Modern cinematographers choose anamorphic because it is expressive. The technology with which we make movies is now so good, in a purely technical sense, that it risks being samey; clinical; inexpressive. That realisation goes some way to resolving the apparent contradiction of adulterating the cleanliness and precision current technology with the comparatively imperfect tools of decades ago, whether that’s anamorphic or something else. If we don’t want to work in an industry where one production can be easily mistaken for another, cinematographers need access to all the tools in the arsenal.
Broadcast Bridge Survey
You might also like...
Virtual Production For Broadcast is a major 12 article exploration of the technology and techniques of LED wall based virtual production approached with broadcast studio applications in mind. Part 4 examines image based lighting, new developments in RGBW LED technology and what i…
One of the creative advantages of virtual production for performers is seeing the virtual environment in which they are performing. Using motion capture techniques extends this into capturing the motion of performers to drive CGI characters. New technologies are rapidly…
Sometimes, there’ll be a need to represent real-world objects in the virtual world. Simple objects could be built like any VFX asset; more complex ones might be better scanned as a 3D object, something some studios have begun to c…

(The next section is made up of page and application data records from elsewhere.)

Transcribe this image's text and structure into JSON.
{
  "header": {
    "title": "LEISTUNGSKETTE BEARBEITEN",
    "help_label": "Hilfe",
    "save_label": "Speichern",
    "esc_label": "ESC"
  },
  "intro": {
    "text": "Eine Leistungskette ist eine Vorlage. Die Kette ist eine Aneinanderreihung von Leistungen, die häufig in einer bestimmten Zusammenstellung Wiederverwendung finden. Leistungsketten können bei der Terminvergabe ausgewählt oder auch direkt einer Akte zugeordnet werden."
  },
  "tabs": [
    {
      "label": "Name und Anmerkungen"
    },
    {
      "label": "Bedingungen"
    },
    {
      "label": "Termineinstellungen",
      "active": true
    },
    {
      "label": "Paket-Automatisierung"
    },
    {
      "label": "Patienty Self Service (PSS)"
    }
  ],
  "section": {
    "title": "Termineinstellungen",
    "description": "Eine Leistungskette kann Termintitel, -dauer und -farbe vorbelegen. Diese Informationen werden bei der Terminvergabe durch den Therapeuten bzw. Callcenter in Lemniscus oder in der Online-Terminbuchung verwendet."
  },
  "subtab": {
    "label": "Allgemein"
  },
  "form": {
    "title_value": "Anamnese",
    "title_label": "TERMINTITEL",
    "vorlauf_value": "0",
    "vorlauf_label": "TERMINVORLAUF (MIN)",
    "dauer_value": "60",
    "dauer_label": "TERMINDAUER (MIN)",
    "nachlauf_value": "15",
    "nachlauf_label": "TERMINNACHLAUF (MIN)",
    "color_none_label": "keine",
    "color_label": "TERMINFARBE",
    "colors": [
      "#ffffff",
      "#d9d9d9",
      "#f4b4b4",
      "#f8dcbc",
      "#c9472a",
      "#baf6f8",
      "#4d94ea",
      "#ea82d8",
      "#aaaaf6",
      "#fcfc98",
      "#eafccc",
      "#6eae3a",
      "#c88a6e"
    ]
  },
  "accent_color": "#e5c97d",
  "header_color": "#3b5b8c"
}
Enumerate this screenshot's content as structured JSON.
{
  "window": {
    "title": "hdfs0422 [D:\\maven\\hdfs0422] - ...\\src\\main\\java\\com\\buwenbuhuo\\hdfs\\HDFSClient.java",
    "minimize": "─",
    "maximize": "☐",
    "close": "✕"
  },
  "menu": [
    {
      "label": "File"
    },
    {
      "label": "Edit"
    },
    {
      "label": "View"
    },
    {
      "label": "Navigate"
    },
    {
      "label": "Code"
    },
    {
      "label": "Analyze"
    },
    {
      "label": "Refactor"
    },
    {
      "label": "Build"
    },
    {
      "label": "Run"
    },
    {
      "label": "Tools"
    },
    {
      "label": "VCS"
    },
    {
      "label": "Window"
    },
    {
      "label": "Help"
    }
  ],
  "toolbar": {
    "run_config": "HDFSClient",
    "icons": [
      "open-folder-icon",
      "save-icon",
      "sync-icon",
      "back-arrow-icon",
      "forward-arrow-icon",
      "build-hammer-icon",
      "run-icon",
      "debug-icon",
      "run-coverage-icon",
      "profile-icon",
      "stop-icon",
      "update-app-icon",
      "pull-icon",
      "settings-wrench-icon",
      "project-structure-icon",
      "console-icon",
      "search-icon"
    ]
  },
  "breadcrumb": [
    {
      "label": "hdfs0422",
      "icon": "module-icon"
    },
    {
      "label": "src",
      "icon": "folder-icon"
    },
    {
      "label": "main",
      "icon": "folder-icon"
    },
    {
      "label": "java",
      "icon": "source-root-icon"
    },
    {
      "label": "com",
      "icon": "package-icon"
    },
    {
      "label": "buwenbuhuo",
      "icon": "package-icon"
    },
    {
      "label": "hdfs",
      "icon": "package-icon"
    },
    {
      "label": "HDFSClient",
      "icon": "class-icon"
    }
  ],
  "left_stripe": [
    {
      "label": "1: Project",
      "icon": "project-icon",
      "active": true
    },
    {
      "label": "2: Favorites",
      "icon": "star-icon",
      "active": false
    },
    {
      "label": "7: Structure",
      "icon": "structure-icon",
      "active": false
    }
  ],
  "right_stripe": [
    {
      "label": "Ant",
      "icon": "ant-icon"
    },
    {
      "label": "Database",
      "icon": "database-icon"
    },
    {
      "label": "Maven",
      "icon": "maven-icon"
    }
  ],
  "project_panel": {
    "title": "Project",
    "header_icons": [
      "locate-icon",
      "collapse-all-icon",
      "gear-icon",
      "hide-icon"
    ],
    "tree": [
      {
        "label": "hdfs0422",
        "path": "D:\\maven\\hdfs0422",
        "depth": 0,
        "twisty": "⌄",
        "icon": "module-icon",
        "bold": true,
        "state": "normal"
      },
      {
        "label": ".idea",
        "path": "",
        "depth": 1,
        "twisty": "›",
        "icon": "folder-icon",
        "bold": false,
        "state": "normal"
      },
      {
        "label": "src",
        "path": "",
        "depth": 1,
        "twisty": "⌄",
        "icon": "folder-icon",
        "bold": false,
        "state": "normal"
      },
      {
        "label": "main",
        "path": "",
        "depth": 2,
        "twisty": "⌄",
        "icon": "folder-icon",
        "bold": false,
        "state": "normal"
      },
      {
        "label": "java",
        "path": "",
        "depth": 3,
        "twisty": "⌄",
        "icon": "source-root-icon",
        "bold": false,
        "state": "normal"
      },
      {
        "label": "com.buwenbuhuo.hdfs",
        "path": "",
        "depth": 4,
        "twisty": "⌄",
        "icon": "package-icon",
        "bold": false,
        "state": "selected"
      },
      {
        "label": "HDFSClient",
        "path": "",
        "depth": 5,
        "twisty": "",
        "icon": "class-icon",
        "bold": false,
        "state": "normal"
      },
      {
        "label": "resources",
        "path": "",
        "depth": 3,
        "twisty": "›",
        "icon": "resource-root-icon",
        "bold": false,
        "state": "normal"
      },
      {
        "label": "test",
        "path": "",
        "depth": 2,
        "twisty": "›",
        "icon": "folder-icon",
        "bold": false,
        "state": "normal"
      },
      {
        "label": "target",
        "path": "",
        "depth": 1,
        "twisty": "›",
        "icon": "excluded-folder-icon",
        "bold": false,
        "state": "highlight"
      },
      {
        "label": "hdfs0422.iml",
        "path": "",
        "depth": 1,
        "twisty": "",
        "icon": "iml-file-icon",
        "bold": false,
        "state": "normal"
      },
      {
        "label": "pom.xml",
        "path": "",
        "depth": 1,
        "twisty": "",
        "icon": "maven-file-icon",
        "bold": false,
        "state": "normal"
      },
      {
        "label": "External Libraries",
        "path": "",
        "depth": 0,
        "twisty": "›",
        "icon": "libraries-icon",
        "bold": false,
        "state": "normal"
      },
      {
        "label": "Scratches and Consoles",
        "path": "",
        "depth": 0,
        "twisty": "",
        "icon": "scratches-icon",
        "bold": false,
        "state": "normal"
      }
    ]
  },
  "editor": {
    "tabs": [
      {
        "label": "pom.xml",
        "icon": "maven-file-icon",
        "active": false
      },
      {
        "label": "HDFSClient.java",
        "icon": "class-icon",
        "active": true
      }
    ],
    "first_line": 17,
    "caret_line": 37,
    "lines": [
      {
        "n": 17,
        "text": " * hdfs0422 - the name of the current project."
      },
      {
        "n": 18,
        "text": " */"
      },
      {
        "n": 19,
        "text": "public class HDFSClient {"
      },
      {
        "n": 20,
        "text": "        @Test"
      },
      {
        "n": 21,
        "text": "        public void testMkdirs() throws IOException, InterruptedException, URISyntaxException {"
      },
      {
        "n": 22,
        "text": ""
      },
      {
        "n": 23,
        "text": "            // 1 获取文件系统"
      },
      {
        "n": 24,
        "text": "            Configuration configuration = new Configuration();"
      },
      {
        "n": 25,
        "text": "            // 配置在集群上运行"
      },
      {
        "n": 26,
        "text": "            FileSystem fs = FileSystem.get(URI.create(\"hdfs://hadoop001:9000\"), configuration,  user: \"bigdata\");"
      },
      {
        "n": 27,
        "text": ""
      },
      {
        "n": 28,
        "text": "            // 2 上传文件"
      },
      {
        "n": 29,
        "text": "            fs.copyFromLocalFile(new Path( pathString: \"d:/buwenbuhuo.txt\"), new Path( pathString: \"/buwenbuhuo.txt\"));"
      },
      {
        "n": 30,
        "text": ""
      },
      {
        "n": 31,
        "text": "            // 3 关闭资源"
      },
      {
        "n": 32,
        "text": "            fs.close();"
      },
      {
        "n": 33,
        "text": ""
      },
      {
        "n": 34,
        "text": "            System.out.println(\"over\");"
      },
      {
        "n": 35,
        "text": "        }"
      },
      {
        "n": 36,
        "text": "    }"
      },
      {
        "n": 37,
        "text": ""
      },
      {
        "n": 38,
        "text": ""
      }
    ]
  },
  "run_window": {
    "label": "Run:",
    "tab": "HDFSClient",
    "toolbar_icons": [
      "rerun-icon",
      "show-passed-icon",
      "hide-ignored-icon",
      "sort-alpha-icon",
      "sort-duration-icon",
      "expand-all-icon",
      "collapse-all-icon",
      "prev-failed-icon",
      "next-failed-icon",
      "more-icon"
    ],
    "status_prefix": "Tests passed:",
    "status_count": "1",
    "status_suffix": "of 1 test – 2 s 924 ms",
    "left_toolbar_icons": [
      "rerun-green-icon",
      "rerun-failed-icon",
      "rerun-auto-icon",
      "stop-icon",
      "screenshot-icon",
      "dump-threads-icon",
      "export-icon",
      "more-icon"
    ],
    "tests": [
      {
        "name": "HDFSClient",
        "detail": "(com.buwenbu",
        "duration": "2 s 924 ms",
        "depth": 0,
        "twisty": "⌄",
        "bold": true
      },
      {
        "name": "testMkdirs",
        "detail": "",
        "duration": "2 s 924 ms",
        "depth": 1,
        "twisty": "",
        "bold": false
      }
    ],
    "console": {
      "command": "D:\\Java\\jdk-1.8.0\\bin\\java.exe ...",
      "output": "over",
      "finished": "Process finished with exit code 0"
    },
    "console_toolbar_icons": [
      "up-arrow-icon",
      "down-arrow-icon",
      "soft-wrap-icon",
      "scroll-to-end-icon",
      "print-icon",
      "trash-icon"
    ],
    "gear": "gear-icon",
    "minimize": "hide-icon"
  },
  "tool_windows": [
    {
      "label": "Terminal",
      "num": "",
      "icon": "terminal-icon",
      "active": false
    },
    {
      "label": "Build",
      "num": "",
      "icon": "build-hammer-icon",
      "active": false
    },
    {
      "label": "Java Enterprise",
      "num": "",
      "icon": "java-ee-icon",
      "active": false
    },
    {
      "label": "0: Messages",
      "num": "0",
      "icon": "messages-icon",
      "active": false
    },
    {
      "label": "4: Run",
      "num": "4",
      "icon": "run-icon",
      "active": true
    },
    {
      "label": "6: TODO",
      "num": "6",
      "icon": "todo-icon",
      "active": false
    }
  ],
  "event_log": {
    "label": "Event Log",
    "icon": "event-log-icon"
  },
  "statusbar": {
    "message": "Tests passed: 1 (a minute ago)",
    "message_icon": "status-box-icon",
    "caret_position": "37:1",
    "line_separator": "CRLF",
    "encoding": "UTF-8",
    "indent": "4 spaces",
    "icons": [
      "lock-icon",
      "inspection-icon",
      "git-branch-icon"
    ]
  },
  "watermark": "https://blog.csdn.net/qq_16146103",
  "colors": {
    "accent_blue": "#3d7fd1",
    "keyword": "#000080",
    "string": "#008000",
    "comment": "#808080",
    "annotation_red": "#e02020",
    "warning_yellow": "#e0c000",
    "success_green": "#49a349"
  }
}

Sending out a crew to capture a real-world environment can be a more straightforward option than creating a virtual world, but there are some quite specific considerations affecting how the material is shot and prepared for use.
John Watkinson continues his exploration of the potential for a true motion tv system that requires the complete removal of frame sampling to make each pixel a continuous representation of the image thus removing motion artefacts.